A Farewell to the Dell XPS 14
Comments Locked


View All Comments

  • JarredWalton - Monday, February 7, 2011 - link

    There's a lot of licensed technology in most GPUs, and most of that exists on the half-nodes right now. Back in the 90nm and 65nm days it didn't really matter, but when TSMC went to 55nm and then 40nm a lot of the companies doing design work on various modules went that route rather than sticking with the CPU nodes. So it's not just a quick and dirty process shrink, but the end result could be very interesting.
  • DanNeely - Monday, February 7, 2011 - link

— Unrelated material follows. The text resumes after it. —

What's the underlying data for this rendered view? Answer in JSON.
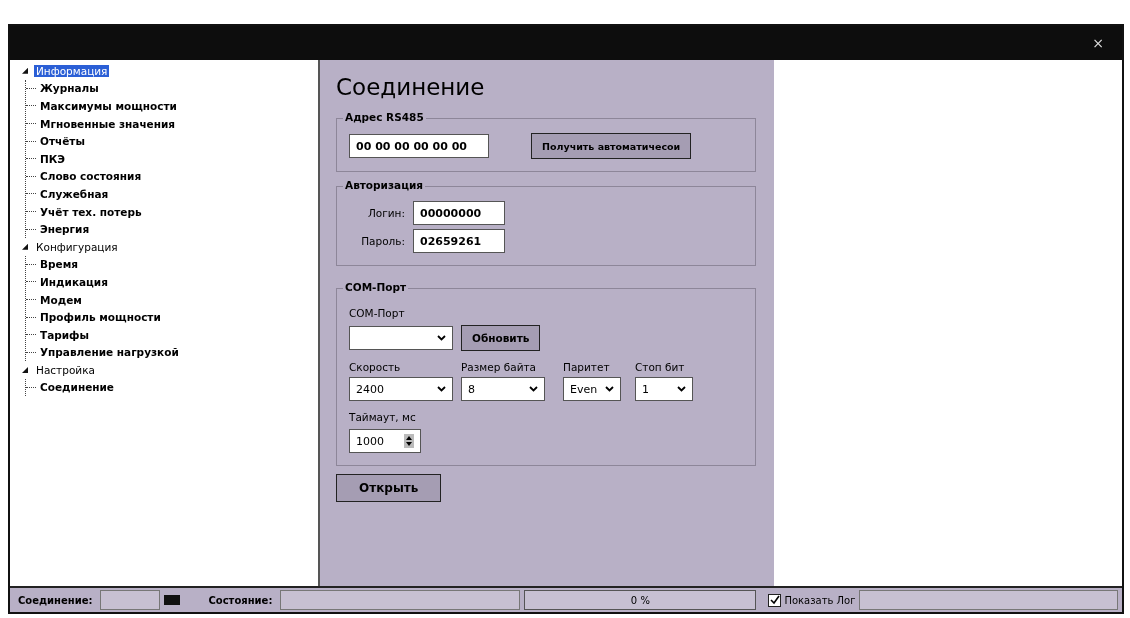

    That didn't answer my question about what is different between half and full nodes that makes it more than just a process shrink?
  • JarredWalton - Monday, February 7, 2011 - link

    Sorry... AFAIK, nothing is different, other than extra work involved porting IP from 40nm (ATI's current target) to 32nm.
  • DanNeely - Tuesday, February 8, 2011 - link

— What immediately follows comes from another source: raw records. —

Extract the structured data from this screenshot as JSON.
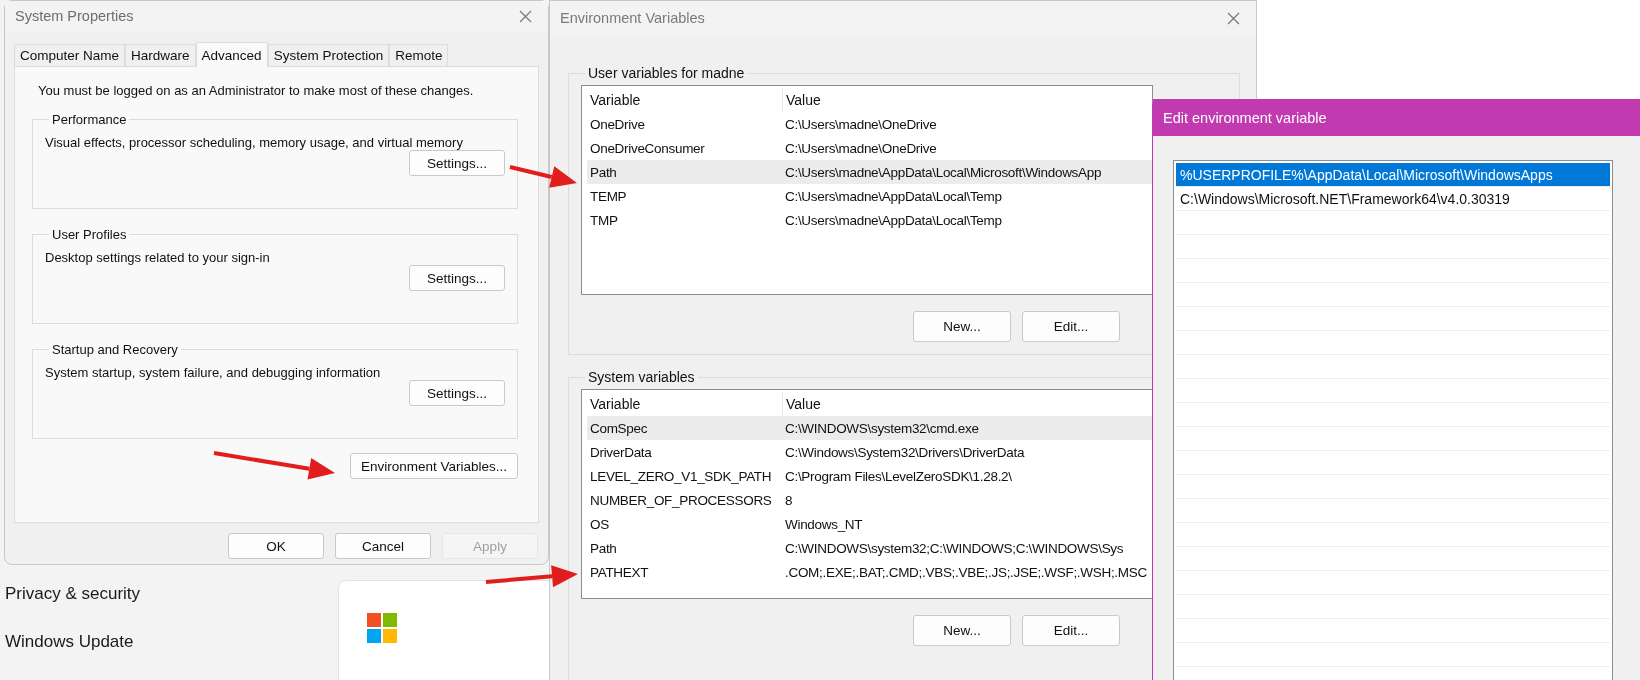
{
  "settings_background": {
    "nav_items": [
      "Privacy & security",
      "Windows Update"
    ]
  },
  "system_properties": {
    "title": "System Properties",
    "tabs": [
      {
        "label": "Computer Name",
        "selected": false
      },
      {
        "label": "Hardware",
        "selected": false
      },
      {
        "label": "Advanced",
        "selected": true
      },
      {
        "label": "System Protection",
        "selected": false
      },
      {
        "label": "Remote",
        "selected": false
      }
    ],
    "notice": "You must be logged on as an Administrator to make most of these changes.",
    "groups": [
      {
        "title": "Performance",
        "description": "Visual effects, processor scheduling, memory usage, and virtual memory",
        "button": "Settings..."
      },
      {
        "title": "User Profiles",
        "description": "Desktop settings related to your sign-in",
        "button": "Settings..."
      },
      {
        "title": "Startup and Recovery",
        "description": "System startup, system failure, and debugging information",
        "button": "Settings..."
      }
    ],
    "env_button": "Environment Variables...",
    "buttons": [
      {
        "label": "OK",
        "disabled": false
      },
      {
        "label": "Cancel",
        "disabled": false
      },
      {
        "label": "Apply",
        "disabled": true
      }
    ]
  },
  "environment_variables": {
    "title": "Environment Variables",
    "sections": [
      {
        "title": "User variables for madne",
        "columns": [
          "Variable",
          "Value"
        ],
        "rows": [
          {
            "variable": "OneDrive",
            "value": "C:\\Users\\madne\\OneDrive",
            "selected": false
          },
          {
            "variable": "OneDriveConsumer",
            "value": "C:\\Users\\madne\\OneDrive",
            "selected": false
          },
          {
            "variable": "Path",
            "value": "C:\\Users\\madne\\AppData\\Local\\Microsoft\\WindowsApp",
            "selected": true
          },
          {
            "variable": "TEMP",
            "value": "C:\\Users\\madne\\AppData\\Local\\Temp",
            "selected": false
          },
          {
            "variable": "TMP",
            "value": "C:\\Users\\madne\\AppData\\Local\\Temp",
            "selected": false
          }
        ],
        "buttons": [
          "New...",
          "Edit..."
        ]
      },
      {
        "title": "System variables",
        "columns": [
          "Variable",
          "Value"
        ],
        "rows": [
          {
            "variable": "ComSpec",
            "value": "C:\\WINDOWS\\system32\\cmd.exe",
            "selected": true
          },
          {
            "variable": "DriverData",
            "value": "C:\\Windows\\System32\\Drivers\\DriverData",
            "selected": false
          },
          {
            "variable": "LEVEL_ZERO_V1_SDK_PATH",
            "value": "C:\\Program Files\\LevelZeroSDK\\1.28.2\\",
            "selected": false
          },
          {
            "variable": "NUMBER_OF_PROCESSORS",
            "value": "8",
            "selected": false
          },
          {
            "variable": "OS",
            "value": "Windows_NT",
            "selected": false
          },
          {
            "variable": "Path",
            "value": "C:\\WINDOWS\\system32;C:\\WINDOWS;C:\\WINDOWS\\Sys",
            "selected": false
          },
          {
            "variable": "PATHEXT",
            "value": ".COM;.EXE;.BAT;.CMD;.VBS;.VBE;.JS;.JSE;.WSF;.WSH;.MSC",
            "selected": false
          }
        ],
        "buttons": [
          "New...",
          "Edit..."
        ]
      }
    ]
  },
  "edit_variable": {
    "title": "Edit environment variable",
    "entries": [
      {
        "text": "%USERPROFILE%\\AppData\\Local\\Microsoft\\WindowsApps",
        "selected": true
      },
      {
        "text": "C:\\Windows\\Microsoft.NET\\Framework64\\v4.0.30319",
        "selected": false
      }
    ]
  }
}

    In that case, why are you expecting amd to move everything to half node processes?
  • JarredWalton - Tuesday, February 8, 2011 - link

    Because when everything else moves to 28nm, AMD would have their IP on 32nm; then next will be 20nm and 22nm. In my talks with AMD and GlobalFoundries at CES, they didn't outright state that they would move over, but right now the only ones really doing things on the "full nodes" are AMD and Intel. If you want to get in on the smartphone and tablet stuff -- or other SoC designs -- it makes it far easier to be able to license chunks of the design from others.
  • Soleron2 - Monday, February 7, 2011 - link

    "Anand guessed at a Q3/Q4 2011 launch for desktop Bulldozer, which means Bulldozer might not join the mobile party until Q4’11 or perhaps even 2012."

    Desktop Bulldozer is Q2 '11 according to AMD, officially. John Fruehe has confirmed this multiple times. Server Bulldozer is Q3 '11.
  • JarredWalton - Monday, February 7, 2011 - link

    I clarified the text... high-end desktop will be first, but it's basically the server chip. I think the "mainstream" desktop stuff will come later, so basically we're getting Athlon FX equivalent first, then Opteron, and then regular Athlon (to draw parallels with the K8 rollout).
  • icrf - Monday, February 7, 2011 - link

    "multithreaded tasks like video encoding and 3D rendering generally need more floating-point performance"

    My understanding is video encoding is very integer intensive, or at least any DCT-based ones. I'm told x264 spends most of its time in integer SIMD, so I'm not sure standard integer cores matter much, as the vector hardware is where everything is happening.
  • JarredWalton - Monday, February 7, 2011 - link

    I believe video encoding apps have been optimized to use a lot of SSE code, which means even if they're doing INT work in SSE, it still uses the FP/SSE registers. Anyway, without hardware we really just can't say for sure how Bulldozer will perform -- or what sort of power it will require. I'm guessing it will be competitive with Sandy Bridge on some things, faster in pure INT workloads, and slower in FP/SSE. But for mobility, I think it might use a lot more power than most notebooks can provide. We'll see in a few months.
  • SteelCity1981 - Monday, February 7, 2011 - link

    Clock speed also makes a diff seeing has the i7-2630QM is 270mhz faster than the i7-720QM.

    Anantech should underclock a i7-2630QM to match a i7-720QM clock speed in one of its test to see how much faster the i7-2630QM is clock for clock.

Log in

Don't have an account? Sign up now